A few nights ago I took a shortcut through one of the hospitals on campus to get to my car, parked as usual in Outer Mongolia, a/k/a South Campus. As I trudged along, I felt my mood deteriorate. That's odd, I thought. I've been in a good mood all day. Then I realized the problem: I was in a hospital after dark. You see, one is rarely in a hospital at night for anything good. During the day you might be there for something fairly routine, like a mammogram or some other test. But if you're there at night, you're probably visiting a loved one, which probably isn't a happy occasion unless said loved one has just given birth. Or you're a patient. I have lots of unpleasant memories associated with being in a hospital at night: having my tonsils out (I don't care if you get to eat lots of ice cream. It hurts.), going to the ER with my dad, visiting various relatives before they died, visiting my mother while she lay seriously ill with pneumonia, sitting with my son in the NICU, wondering if he'd survive.
Then there's the almost eerie atmosphere. During the day, hospitals are busy places. Doctors rush up and down corridors on rounds, nurses hurry from room to room, patients are wheeled around, florists deliver flowers, and the cafeteria (my usual haunt) bustles with hungry and harried personnel, wolfing down their greaseburgers before their pagers go off. At night it's calmer, quieter, emptier. Exhausted-looking residents dine alone, and families of patients move through the place like zombies. They don't know their way around, they don't know what they want, and they probably don't care. They're eating because they need to, not because they want to. Every now and then there's an overhead page. Often a doctor is being called somewhere ("paging Dr. Valentine to the Coronary Care Unit..."), but sometimes it's more ominous. "Would the family of Mr. Gravely-Ill-Patient please report to the nurse's station immediately?" I say a prayer for Mr. Patient and his family, my sympathy mixed with gratitude that the page is for someone else, not me.

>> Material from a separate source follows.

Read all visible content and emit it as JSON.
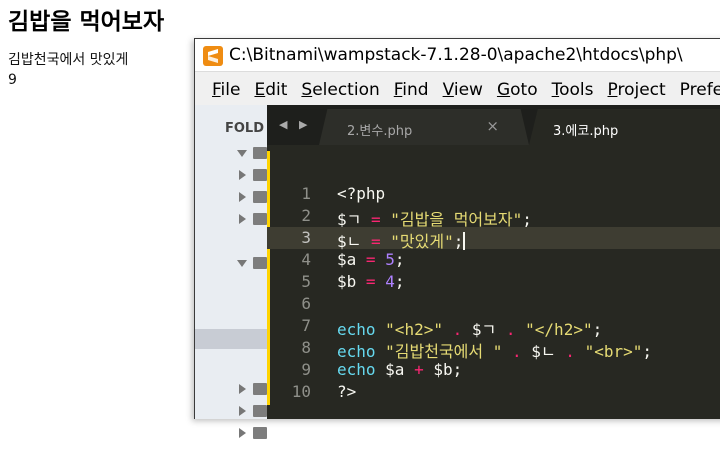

As I emerged from the building into the cool night air, my melancholy mood left me as quickly as it had come. I was just another employee, heading home after a long day. My family waited at home for me, healthy and whole. I would eat my dinner with them, chatting about the day's events, not picking at a plate of hospital food while wondering what the latest batch of test results meant for my loved one. Life was (and is) good. If I ever forget that, I need only walk through the hospital in the evening to be reminded.